In 1998 one could walk down Le Duan Boulevard and gaze upon the shell of the former U.S. Embassy. The forbidding concrete grillwork and infamous rooftop helipad were still intact. I used to pass it twice a week—my favorite noodle joint was around the corner—and met many an American tourist gawking at the embassy gates. Later that year the building was torn down (surprise!) and replaced by the far less imposing U.S. consulate next door.
In those days history was still close enough to touch. A French expat I knew attended a reception honoring Vo Nguyen Giap, the legendary commander of the Viet Minh and architect of the French defeat at Dien Bien Phu. “And I had dinner with him!” my friend told me, incredulous. “If my grandfather had known I was having dinner with General Giap, he’d have killed me!”
That proximity to the past, notes Luc Lejeune, was exactly what people came for. “They came because of the references, the remnants of history. Whereas you didn’t need references to travel in, say, Thailand.” Why, then, do they come now?Saigon is no longer so cheap, which was part of its appeal before. Nor is it the quaint “land out of time” it was even a decade ago. These days few women wear the traditional ao dai tunic-and-trousers combo other than hotel clerks and restaurant hostesses, who only do so for tourists. Then again, today’s visitors—at least those under 35—seem more interested in Saigon’s present. They’re here for edgy fashion, for stylish restaurants and sultry nightclubs, for the Norman Foster skyscraper set to rise downtown.

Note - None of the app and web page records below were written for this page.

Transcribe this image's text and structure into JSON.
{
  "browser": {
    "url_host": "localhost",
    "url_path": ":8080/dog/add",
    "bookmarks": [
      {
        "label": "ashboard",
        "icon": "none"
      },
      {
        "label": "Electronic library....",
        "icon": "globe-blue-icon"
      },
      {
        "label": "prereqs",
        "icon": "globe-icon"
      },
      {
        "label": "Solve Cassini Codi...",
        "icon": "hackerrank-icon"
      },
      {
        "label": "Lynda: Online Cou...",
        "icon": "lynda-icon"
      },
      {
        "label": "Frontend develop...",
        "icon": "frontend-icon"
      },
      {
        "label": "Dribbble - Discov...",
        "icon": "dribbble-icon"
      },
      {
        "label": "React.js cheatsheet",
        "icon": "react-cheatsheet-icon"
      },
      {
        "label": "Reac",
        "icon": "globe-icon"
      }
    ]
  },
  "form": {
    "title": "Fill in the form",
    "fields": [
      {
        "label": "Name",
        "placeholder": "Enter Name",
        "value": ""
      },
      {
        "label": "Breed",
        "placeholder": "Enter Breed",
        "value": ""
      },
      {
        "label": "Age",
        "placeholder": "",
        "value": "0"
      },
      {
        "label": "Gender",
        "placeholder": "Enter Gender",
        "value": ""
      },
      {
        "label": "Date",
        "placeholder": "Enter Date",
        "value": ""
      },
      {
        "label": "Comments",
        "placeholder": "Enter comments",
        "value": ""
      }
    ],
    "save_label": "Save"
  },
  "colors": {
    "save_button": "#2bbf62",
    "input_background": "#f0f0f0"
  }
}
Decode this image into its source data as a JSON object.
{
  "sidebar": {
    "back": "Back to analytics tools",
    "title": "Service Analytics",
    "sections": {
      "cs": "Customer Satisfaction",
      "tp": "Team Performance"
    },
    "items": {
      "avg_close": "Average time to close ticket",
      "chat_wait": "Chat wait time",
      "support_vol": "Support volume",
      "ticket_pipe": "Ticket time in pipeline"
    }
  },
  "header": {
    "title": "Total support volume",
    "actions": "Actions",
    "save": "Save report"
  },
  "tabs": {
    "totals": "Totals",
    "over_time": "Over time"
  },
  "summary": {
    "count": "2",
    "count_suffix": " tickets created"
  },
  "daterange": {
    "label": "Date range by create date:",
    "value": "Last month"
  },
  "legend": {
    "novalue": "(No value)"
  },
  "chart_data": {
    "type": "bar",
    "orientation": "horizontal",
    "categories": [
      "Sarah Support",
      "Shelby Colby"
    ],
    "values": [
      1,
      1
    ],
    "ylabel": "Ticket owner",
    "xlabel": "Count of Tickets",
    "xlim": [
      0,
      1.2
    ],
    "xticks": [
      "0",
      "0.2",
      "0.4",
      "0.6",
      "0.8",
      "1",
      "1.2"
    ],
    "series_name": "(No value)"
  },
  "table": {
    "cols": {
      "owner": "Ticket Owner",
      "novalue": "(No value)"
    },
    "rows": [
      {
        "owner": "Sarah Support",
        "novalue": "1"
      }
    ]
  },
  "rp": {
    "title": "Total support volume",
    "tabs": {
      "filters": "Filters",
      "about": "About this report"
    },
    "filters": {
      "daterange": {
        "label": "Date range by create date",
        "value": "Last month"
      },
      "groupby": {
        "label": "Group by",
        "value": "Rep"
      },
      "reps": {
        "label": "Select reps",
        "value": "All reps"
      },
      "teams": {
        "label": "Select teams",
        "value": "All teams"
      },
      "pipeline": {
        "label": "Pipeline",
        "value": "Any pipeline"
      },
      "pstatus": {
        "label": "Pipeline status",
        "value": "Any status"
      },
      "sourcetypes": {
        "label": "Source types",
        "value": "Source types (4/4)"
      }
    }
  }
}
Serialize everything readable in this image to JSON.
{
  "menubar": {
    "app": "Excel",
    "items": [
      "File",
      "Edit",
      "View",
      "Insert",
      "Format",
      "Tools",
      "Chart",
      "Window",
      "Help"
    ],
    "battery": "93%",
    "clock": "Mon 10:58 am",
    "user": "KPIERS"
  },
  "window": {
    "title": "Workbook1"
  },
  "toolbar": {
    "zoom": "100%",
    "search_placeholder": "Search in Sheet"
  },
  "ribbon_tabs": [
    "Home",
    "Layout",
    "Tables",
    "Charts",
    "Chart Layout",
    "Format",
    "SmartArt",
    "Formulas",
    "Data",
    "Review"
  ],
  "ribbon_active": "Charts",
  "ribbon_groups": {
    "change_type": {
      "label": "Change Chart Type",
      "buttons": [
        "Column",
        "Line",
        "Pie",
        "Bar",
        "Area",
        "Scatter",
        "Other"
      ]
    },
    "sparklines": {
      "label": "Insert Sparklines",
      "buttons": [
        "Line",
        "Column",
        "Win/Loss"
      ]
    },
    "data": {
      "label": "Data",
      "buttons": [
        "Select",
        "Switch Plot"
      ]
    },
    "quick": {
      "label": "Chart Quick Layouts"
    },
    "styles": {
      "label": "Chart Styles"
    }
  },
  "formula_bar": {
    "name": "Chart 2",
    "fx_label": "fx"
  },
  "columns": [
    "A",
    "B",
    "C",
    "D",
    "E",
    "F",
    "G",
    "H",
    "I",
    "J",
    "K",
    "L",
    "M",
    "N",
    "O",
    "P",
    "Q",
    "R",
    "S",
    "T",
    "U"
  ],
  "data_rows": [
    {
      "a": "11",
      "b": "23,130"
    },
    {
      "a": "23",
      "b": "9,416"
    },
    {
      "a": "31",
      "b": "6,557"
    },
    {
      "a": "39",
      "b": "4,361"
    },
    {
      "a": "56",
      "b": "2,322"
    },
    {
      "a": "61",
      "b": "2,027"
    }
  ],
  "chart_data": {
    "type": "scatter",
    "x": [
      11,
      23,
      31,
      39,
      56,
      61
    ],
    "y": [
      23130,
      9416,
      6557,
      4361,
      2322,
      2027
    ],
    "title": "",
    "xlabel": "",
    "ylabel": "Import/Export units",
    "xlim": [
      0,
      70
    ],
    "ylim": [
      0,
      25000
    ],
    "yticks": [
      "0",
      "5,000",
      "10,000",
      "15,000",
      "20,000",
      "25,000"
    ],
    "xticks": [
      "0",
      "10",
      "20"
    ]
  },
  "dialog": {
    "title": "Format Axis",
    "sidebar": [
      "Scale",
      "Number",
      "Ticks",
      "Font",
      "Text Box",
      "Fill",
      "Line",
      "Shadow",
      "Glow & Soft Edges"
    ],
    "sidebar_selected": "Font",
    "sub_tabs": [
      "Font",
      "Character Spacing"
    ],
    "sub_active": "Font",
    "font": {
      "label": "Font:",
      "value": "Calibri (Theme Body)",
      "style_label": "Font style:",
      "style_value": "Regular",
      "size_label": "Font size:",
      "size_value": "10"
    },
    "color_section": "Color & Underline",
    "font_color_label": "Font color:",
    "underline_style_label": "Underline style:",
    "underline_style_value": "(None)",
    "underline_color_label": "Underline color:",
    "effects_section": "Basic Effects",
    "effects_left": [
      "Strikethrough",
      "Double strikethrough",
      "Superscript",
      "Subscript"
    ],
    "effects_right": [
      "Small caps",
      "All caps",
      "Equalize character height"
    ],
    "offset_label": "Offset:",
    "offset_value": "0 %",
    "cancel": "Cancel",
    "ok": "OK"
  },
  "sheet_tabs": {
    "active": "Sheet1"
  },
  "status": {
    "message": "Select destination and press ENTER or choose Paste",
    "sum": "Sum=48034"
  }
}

I suppose I was lucky to get to Saigon when I did. Looking back, however, I was clearly mistaken—I and all my fellow travelers who came believing that whatever could happen here already had.